### Assignment
Locate the line that contains "Serialize everything readable", then copy it and all later lines of the data below exactly, through the last one.

☆ ☆ ☆ ☆

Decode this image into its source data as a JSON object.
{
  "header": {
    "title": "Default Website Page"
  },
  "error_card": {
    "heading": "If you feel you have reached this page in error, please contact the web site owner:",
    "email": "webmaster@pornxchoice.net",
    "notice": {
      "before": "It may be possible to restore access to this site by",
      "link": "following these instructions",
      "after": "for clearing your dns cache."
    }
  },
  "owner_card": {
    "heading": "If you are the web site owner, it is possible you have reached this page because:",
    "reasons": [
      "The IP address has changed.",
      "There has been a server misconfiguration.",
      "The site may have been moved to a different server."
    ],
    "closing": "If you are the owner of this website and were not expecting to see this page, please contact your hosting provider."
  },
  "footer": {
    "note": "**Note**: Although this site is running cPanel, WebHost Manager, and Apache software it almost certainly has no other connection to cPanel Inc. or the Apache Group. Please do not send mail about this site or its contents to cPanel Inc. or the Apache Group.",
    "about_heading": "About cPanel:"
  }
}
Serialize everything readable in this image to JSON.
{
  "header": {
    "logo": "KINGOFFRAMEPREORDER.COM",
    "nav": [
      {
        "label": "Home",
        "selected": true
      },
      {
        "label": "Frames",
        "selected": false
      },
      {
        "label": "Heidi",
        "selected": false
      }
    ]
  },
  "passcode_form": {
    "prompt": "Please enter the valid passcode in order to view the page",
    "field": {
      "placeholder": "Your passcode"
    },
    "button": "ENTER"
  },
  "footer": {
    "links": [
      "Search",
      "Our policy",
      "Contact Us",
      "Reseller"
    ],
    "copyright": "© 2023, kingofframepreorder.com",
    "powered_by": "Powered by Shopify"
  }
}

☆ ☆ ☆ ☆

### Reply
Serialize everything readable in this image to JSON.
{
  "header": {
    "logo": "KINGOFFRAMEPREORDER.COM",
    "nav": [
      {
        "label": "Home",
        "selected": true
      },
      {
        "label": "Frames",
        "selected": false
      },
      {
        "label": "Heidi",
        "selected": false
      }
    ]
  },
  "passcode_form": {
    "prompt": "Please enter the valid passcode in order to view the page",
    "field": {
      "placeholder": "Your passcode"
    },
    "button": "ENTER"
  },
  "footer": {
    "links": [
      "Search",
      "Our policy",
      "Contact Us",
      "Reseller"
    ],
    "copyright": "© 2023, kingofframepreorder.com",
    "powered_by": "Powered by Shopify"
  }
}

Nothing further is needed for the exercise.